Top of The data
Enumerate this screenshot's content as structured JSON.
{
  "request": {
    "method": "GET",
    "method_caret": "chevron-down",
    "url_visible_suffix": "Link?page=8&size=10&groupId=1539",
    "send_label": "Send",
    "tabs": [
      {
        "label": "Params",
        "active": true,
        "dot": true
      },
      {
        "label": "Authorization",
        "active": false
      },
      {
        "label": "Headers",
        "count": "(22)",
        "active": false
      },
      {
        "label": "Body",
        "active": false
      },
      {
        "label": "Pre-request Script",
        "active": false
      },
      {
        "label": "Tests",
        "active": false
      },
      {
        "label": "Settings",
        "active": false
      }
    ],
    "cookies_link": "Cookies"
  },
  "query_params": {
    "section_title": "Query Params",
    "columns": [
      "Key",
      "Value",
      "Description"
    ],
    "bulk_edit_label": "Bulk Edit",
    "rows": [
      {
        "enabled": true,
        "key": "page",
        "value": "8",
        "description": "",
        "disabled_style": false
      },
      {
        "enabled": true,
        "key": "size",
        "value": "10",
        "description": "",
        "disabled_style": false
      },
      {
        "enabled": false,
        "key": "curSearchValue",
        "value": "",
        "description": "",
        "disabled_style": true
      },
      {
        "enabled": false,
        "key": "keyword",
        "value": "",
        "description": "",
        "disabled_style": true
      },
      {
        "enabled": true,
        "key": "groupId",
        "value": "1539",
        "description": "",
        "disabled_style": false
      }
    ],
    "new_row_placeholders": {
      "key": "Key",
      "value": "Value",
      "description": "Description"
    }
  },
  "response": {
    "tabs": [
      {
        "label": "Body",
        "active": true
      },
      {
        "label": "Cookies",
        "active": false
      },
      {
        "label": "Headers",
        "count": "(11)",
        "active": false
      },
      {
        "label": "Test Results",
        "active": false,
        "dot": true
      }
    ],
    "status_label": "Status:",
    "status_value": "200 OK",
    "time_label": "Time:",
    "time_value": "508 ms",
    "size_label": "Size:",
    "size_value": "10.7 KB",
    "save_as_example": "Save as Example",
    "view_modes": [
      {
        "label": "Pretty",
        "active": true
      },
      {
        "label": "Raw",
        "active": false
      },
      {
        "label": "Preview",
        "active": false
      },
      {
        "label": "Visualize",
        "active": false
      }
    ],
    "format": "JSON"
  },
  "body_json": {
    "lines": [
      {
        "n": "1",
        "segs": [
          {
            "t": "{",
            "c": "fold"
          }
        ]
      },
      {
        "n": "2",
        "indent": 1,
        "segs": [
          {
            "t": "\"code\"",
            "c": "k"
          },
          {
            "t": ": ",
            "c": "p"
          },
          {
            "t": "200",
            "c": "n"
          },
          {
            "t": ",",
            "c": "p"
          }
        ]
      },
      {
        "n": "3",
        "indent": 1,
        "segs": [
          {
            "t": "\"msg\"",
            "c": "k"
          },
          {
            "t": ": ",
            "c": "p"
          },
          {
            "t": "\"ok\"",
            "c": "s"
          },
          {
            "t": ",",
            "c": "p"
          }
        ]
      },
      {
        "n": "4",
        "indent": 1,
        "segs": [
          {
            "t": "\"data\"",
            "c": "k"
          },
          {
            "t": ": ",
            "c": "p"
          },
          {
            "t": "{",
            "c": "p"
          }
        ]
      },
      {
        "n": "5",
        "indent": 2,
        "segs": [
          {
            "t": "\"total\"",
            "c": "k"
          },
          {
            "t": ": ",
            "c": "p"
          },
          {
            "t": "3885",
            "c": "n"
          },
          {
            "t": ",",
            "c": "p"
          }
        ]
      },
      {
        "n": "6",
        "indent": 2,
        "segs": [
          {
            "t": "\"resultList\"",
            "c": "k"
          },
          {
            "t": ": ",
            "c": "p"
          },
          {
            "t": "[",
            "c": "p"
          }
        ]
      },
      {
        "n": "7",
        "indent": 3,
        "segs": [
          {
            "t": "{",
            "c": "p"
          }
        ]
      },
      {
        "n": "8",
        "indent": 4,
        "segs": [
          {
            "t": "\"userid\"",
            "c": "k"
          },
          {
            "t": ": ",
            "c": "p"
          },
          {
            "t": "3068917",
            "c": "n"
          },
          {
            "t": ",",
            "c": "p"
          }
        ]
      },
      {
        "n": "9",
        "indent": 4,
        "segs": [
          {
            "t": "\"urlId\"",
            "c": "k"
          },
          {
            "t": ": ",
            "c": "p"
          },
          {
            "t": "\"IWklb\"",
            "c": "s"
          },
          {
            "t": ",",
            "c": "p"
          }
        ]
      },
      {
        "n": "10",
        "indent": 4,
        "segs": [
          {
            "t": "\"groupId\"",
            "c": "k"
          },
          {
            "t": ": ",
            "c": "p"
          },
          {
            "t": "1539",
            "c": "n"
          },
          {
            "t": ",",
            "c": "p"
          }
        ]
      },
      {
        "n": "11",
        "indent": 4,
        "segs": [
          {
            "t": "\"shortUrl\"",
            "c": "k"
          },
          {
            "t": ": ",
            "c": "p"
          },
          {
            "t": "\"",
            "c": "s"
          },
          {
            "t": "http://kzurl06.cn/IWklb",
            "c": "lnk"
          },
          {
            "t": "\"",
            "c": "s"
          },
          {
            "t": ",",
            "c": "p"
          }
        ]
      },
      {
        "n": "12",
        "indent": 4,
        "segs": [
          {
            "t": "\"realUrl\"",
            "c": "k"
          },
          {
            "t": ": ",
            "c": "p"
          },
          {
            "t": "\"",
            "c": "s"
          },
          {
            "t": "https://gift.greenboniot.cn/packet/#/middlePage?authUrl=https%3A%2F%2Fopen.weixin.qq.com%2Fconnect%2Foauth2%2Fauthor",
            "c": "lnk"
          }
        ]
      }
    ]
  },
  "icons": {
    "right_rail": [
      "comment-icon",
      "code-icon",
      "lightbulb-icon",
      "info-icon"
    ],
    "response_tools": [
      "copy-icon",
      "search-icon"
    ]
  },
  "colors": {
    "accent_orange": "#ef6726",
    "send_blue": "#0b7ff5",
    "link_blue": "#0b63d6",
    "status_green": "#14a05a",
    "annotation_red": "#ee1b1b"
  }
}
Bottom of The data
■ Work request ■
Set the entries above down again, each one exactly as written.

■ Answer section ■
Enumerate this screenshot's content as structured JSON.
{
  "request": {
    "method": "GET",
    "method_caret": "chevron-down",
    "url_visible_suffix": "Link?page=8&size=10&groupId=1539",
    "send_label": "Send",
    "tabs": [
      {
        "label": "Params",
        "active": true,
        "dot": true
      },
      {
        "label": "Authorization",
        "active": false
      },
      {
        "label": "Headers",
        "count": "(22)",
        "active": false
      },
      {
        "label": "Body",
        "active": false
      },
      {
        "label": "Pre-request Script",
        "active": false
      },
      {
        "label": "Tests",
        "active": false
      },
      {
        "label": "Settings",
        "active": false
      }
    ],
    "cookies_link": "Cookies"
  },
  "query_params": {
    "section_title": "Query Params",
    "columns": [
      "Key",
      "Value",
      "Description"
    ],
    "bulk_edit_label": "Bulk Edit",
    "rows": [
      {
        "enabled": true,
        "key": "page",
        "value": "8",
        "description": "",
        "disabled_style": false
      },
      {
        "enabled": true,
        "key": "size",
        "value": "10",
        "description": "",
        "disabled_style": false
      },
      {
        "enabled": false,
        "key": "curSearchValue",
        "value": "",
        "description": "",
        "disabled_style": true
      },
      {
        "enabled": false,
        "key": "keyword",
        "value": "",
        "description": "",
        "disabled_style": true
      },
      {
        "enabled": true,
        "key": "groupId",
        "value": "1539",
        "description": "",
        "disabled_style": false
      }
    ],
    "new_row_placeholders": {
      "key": "Key",
      "value": "Value",
      "description": "Description"
    }
  },
  "response": {
    "tabs": [
      {
        "label": "Body",
        "active": true
      },
      {
        "label": "Cookies",
        "active": false
      },
      {
        "label": "Headers",
        "count": "(11)",
        "active": false
      },
      {
        "label": "Test Results",
        "active": false,
        "dot": true
      }
    ],
    "status_label": "Status:",
    "status_value": "200 OK",
    "time_label": "Time:",
    "time_value": "508 ms",
    "size_label": "Size:",
    "size_value": "10.7 KB",
    "save_as_example": "Save as Example",
    "view_modes": [
      {
        "label": "Pretty",
        "active": true
      },
      {
        "label": "Raw",
        "active": false
      },
      {
        "label": "Preview",
        "active": false
      },
      {
        "label": "Visualize",
        "active": false
      }
    ],
    "format": "JSON"
  },
  "body_json": {
    "lines": [
      {
        "n": "1",
        "segs": [
          {
            "t": "{",
            "c": "fold"
          }
        ]
      },
      {
        "n": "2",
        "indent": 1,
        "segs": [
          {
            "t": "\"code\"",
            "c": "k"
          },
          {
            "t": ": ",
            "c": "p"
          },
          {
            "t": "200",
            "c": "n"
          },
          {
            "t": ",",
            "c": "p"
          }
        ]
      },
      {
        "n": "3",
        "indent": 1,
        "segs": [
          {
            "t": "\"msg\"",
            "c": "k"
          },
          {
            "t": ": ",
            "c": "p"
          },
          {
            "t": "\"ok\"",
            "c": "s"
          },
          {
            "t": ",",
            "c": "p"
          }
        ]
      },
      {
        "n": "4",
        "indent": 1,
        "segs": [
          {
            "t": "\"data\"",
            "c": "k"
          },
          {
            "t": ": ",
            "c": "p"
          },
          {
            "t": "{",
            "c": "p"
          }
        ]
      },
      {
        "n": "5",
        "indent": 2,
        "segs": [
          {
            "t": "\"total\"",
            "c": "k"
          },
          {
            "t": ": ",
            "c": "p"
          },
          {
            "t": "3885",
            "c": "n"
          },
          {
            "t": ",",
            "c": "p"
          }
        ]
      },
      {
        "n": "6",
        "indent": 2,
        "segs": [
          {
            "t": "\"resultList\"",
            "c": "k"
          },
          {
            "t": ": ",
            "c": "p"
          },
          {
            "t": "[",
            "c": "p"
          }
        ]
      },
      {
        "n": "7",
        "indent": 3,
        "segs": [
          {
            "t": "{",
            "c": "p"
          }
        ]
      },
      {
        "n": "8",
        "indent": 4,
        "segs": [
          {
            "t": "\"userid\"",
            "c": "k"
          },
          {
            "t": ": ",
            "c": "p"
          },
          {
            "t": "3068917",
            "c": "n"
          },
          {
            "t": ",",
            "c": "p"
          }
        ]
      },
      {
        "n": "9",
        "indent": 4,
        "segs": [
          {
            "t": "\"urlId\"",
            "c": "k"
          },
          {
            "t": ": ",
            "c": "p"
          },
          {
            "t": "\"IWklb\"",
            "c": "s"
          },
          {
            "t": ",",
            "c": "p"
          }
        ]
      },
      {
        "n": "10",
        "indent": 4,
        "segs": [
          {
            "t": "\"groupId\"",
            "c": "k"
          },
          {
            "t": ": ",
            "c": "p"
          },
          {
            "t": "1539",
            "c": "n"
          },
          {
            "t": ",",
            "c": "p"
          }
        ]
      },
      {
        "n": "11",
        "indent": 4,
        "segs": [
          {
            "t": "\"shortUrl\"",
            "c": "k"
          },
          {
            "t": ": ",
            "c": "p"
          },
          {
            "t": "\"",
            "c": "s"
          },
          {
            "t": "http://kzurl06.cn/IWklb",
            "c": "lnk"
          },
          {
            "t": "\"",
            "c": "s"
          },
          {
            "t": ",",
            "c": "p"
          }
        ]
      },
      {
        "n": "12",
        "indent": 4,
        "segs": [
          {
            "t": "\"realUrl\"",
            "c": "k"
          },
          {
            "t": ": ",
            "c": "p"
          },
          {
            "t": "\"",
            "c": "s"
          },
          {
            "t": "https://gift.greenboniot.cn/packet/#/middlePage?authUrl=https%3A%2F%2Fopen.weixin.qq.com%2Fconnect%2Foauth2%2Fauthor",
            "c": "lnk"
          }
        ]
      }
    ]
  },
  "icons": {
    "right_rail": [
      "comment-icon",
      "code-icon",
      "lightbulb-icon",
      "info-icon"
    ],
    "response_tools": [
      "copy-icon",
      "search-icon"
    ]
  },
  "colors": {
    "accent_orange": "#ef6726",
    "send_blue": "#0b7ff5",
    "link_blue": "#0b63d6",
    "status_green": "#14a05a",
    "annotation_red": "#ee1b1b"
  }
}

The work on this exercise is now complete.